'Rafael Nadal keeps his elbow higher while serving to...', says top coach



by   |  VIEW 3372

'Rafael Nadal keeps his elbow higher while serving to...', says top coach

With 866 weeks in the top-10, Rafael Nadal is second on the list behind Roger Federer, who has 968. Rafa entered the top-10 on April 25, 2005, after winning the Barcelona Open title. The 21-time Major winner has never left an exclusive group, remaining in the top-10 for 17 consecutive years and setting the record that will never be broken.

With a Major title under his belt and 20 wins from 21 matches this year, Nadal will almost certainly stay in the top-10 for another year and celebrate his 18th season in the elite in April 2023. Starting the 2003 season from outside the top-200, the 16-year-old Rafael Nadal needed less than four months to overcome half of his rivals on the ATP Rankings list.

After 19 Challenger victories (four finals, one title at Barletta) and the third-round result at Monte Carlo, Rafa broke into the top-100 in April and continued to charge in the following months at such a young age to secure a place in the top-50 in August.

Despite a nasty injury in Estoril that halted his rise in the spring of 2004, Rafa won the first ATP title in Sopot four months later.

Rafa Nadal has 91 singles titles

Patrick Mouratoglou recently took to Instagram to explain three changes he feels Rafael Nadal has made to his game over the years.

"In 2005, Rafael Nadal won his first Grand Slam title. He emerged with his own unique gamestyle, standing far behind the baseline and adding crazy spin to every shot. With this game, he became the king of clay," Mouratoglou said.

"Now, he is not just a clay specialist. He's leading the race in terms of Grand Slams won. How did he adapt his game to winning on faster surfaces?" According to the Frenchman, the 35-year-old is looking to keep the rallies as short as possible so he can conserve his energy.

"First, Rafa's game has become more and more aggressive. Early in his career, he would win games by forcing long rallies from baseline," Mouratoglou said. "Now he is looking to step inside the court more, take control of the points and shorten the rallies to conserve energy.

His serve went from a way to start the point to an actual weapon. He changed some elements in his technique which allowed him to gain more power. One of the biggest changes is improving his weight dispatch. [You can notice] how little his body was involved in the shot compared to how much he throws himself forward now," Mouratoglou said.

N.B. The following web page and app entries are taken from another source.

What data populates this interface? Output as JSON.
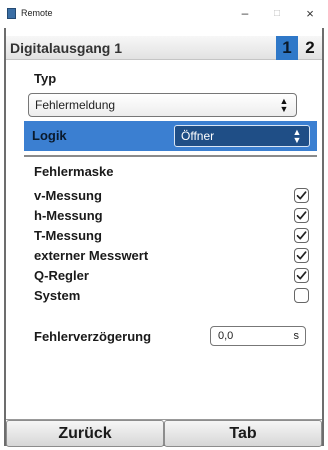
{
  "window": {
    "title": "Remote",
    "minimize_glyph": "–",
    "maximize_glyph": "□",
    "close_glyph": "×"
  },
  "header": {
    "title": "Digitalausgang 1",
    "tabs": [
      "1",
      "2"
    ],
    "active_tab": "1"
  },
  "typ": {
    "label": "Typ",
    "selected": "Fehlermeldung",
    "arrow_glyph": "▲▼"
  },
  "logik": {
    "label": "Logik",
    "selected": "Öffner",
    "arrow_glyph": "▲▼"
  },
  "fehlermaske": {
    "label": "Fehlermaske",
    "items": [
      {
        "label": "v-Messung",
        "checked": true
      },
      {
        "label": "h-Messung",
        "checked": true
      },
      {
        "label": "T-Messung",
        "checked": true
      },
      {
        "label": "externer Messwert",
        "checked": true
      },
      {
        "label": "Q-Regler",
        "checked": true
      },
      {
        "label": "System",
        "checked": false
      }
    ]
  },
  "fehlerverzoegerung": {
    "label": "Fehlerverzögerung",
    "value": "0,0",
    "unit": "s"
  },
  "footer": {
    "back_label": "Zurück",
    "tab_label": "Tab"
  },
  "colors": {
    "accent": "#3b7fd1",
    "dropdown_dark": "#1f4e86",
    "tab_active": "#2f78c8"
  }
}
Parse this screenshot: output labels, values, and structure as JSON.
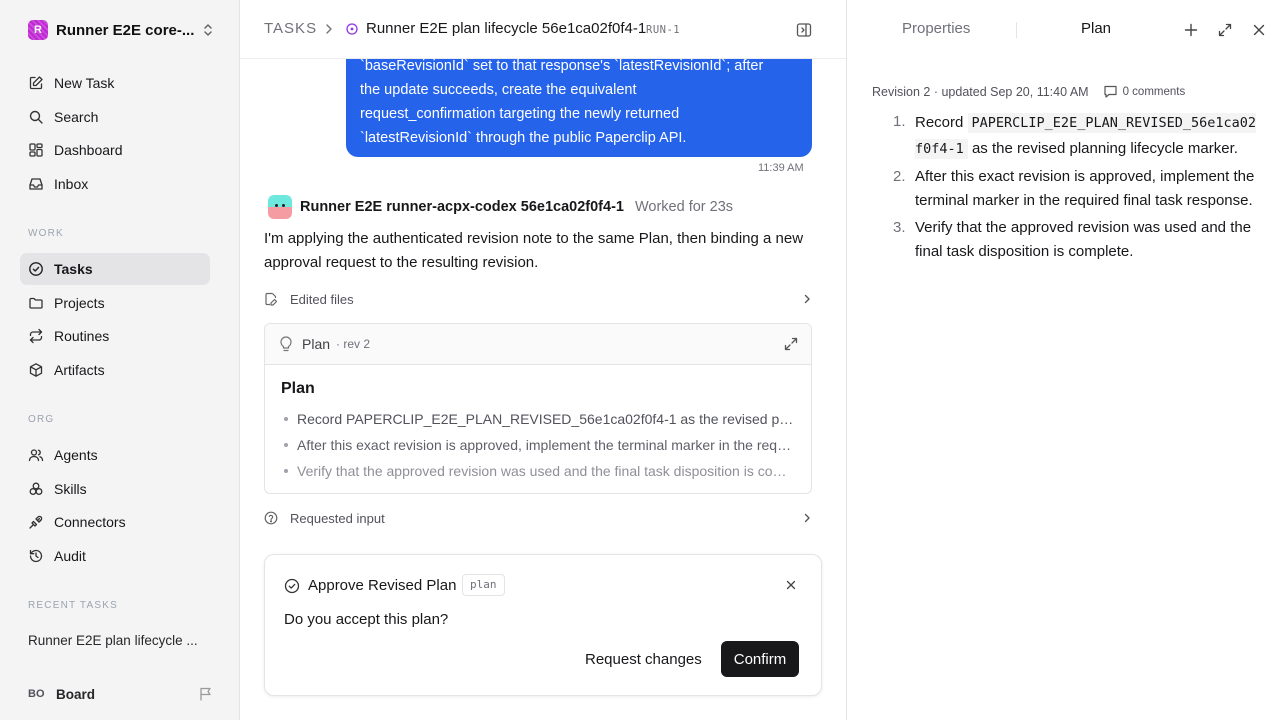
{
  "workspace": {
    "initial": "R",
    "name": "Runner E2E core-..."
  },
  "nav_top": [
    {
      "label": "New Task",
      "icon": "edit-icon"
    },
    {
      "label": "Search",
      "icon": "search-icon"
    },
    {
      "label": "Dashboard",
      "icon": "dashboard-icon"
    },
    {
      "label": "Inbox",
      "icon": "inbox-icon"
    }
  ],
  "section_work": "WORK",
  "nav_work": [
    {
      "label": "Tasks",
      "icon": "check-circle-icon",
      "active": true
    },
    {
      "label": "Projects",
      "icon": "folder-icon"
    },
    {
      "label": "Routines",
      "icon": "repeat-icon"
    },
    {
      "label": "Artifacts",
      "icon": "box-icon"
    }
  ],
  "section_org": "ORG",
  "nav_org": [
    {
      "label": "Agents",
      "icon": "users-icon"
    },
    {
      "label": "Skills",
      "icon": "skills-icon"
    },
    {
      "label": "Connectors",
      "icon": "plug-icon"
    },
    {
      "label": "Audit",
      "icon": "history-icon"
    }
  ],
  "section_recent": "RECENT TASKS",
  "recent_tasks": [
    "Runner E2E plan lifecycle ..."
  ],
  "board": {
    "initials": "BO",
    "name": "Board"
  },
  "header": {
    "section": "TASKS",
    "title": "Runner E2E plan lifecycle 56e1ca02f0f4-1",
    "run_badge": "RUN-1"
  },
  "user_message": {
    "lines": [
      "`baseRevisionId` set to that response's `latestRevisionId`; after",
      "the update succeeds, create the equivalent",
      "request_confirmation targeting the newly returned",
      "`latestRevisionId` through the public Paperclip API."
    ],
    "time": "11:39 AM"
  },
  "agent": {
    "name": "Runner E2E runner-acpx-codex 56e1ca02f0f4-1",
    "meta": "Worked for 23s",
    "message": "I'm applying the authenticated revision note to the same Plan, then binding a new approval request to the resulting revision."
  },
  "edited_files_label": "Edited files",
  "plan_card": {
    "label": "Plan",
    "rev": "· rev 2",
    "heading": "Plan",
    "items": [
      "Record PAPERCLIP_E2E_PLAN_REVISED_56e1ca02f0f4-1 as the revised planning lifecycle marker.",
      "After this exact revision is approved, implement the terminal marker in the required final task response.",
      "Verify that the approved revision was used and the final task disposition is complete."
    ]
  },
  "requested_input_label": "Requested input",
  "approval": {
    "title": "Approve Revised Plan",
    "tag": "plan",
    "question": "Do you accept this plan?",
    "request_changes": "Request changes",
    "confirm": "Confirm"
  },
  "right_panel": {
    "tab_properties": "Properties",
    "tab_plan": "Plan",
    "meta": "Revision 2 · updated Sep 20, 11:40 AM",
    "comments": "0 comments",
    "items": [
      {
        "num": "1.",
        "before": "Record ",
        "code": "PAPERCLIP_E2E_PLAN_REVISED_56e1ca02f0f4-1",
        "after": " as the revised planning lifecycle marker."
      },
      {
        "num": "2.",
        "before": "After this exact revision is approved, implement the terminal marker in the required final task response.",
        "code": "",
        "after": ""
      },
      {
        "num": "3.",
        "before": "Verify that the approved revision was used and the final task disposition is complete.",
        "code": "",
        "after": ""
      }
    ]
  },
  "colors": {
    "accent_blue": "#2563eb",
    "workspace_brand": "#c026d3",
    "status_purple": "#9333ea",
    "button_dark": "#18181b"
  }
}
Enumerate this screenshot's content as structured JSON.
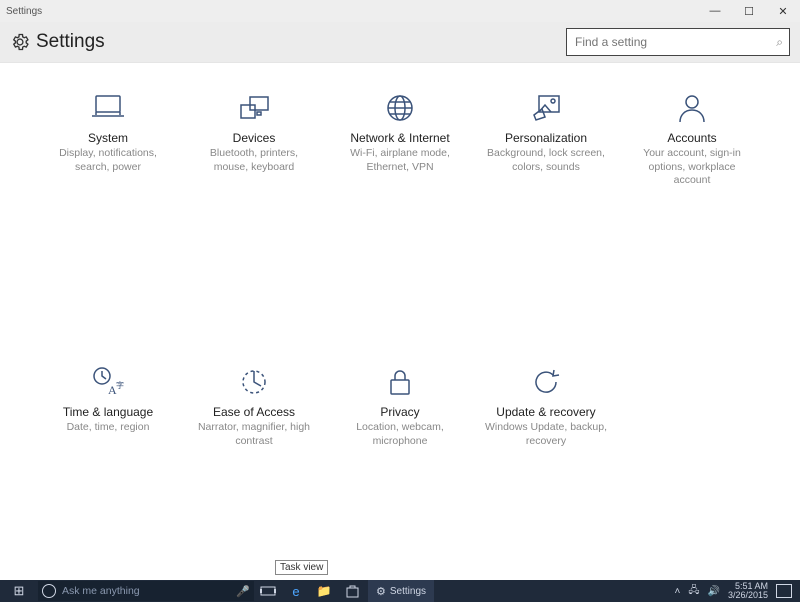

"He has also changed his trophy position, keeping his elbow higher and allowing his racquet to drop lower down his back for an increased whip-effect."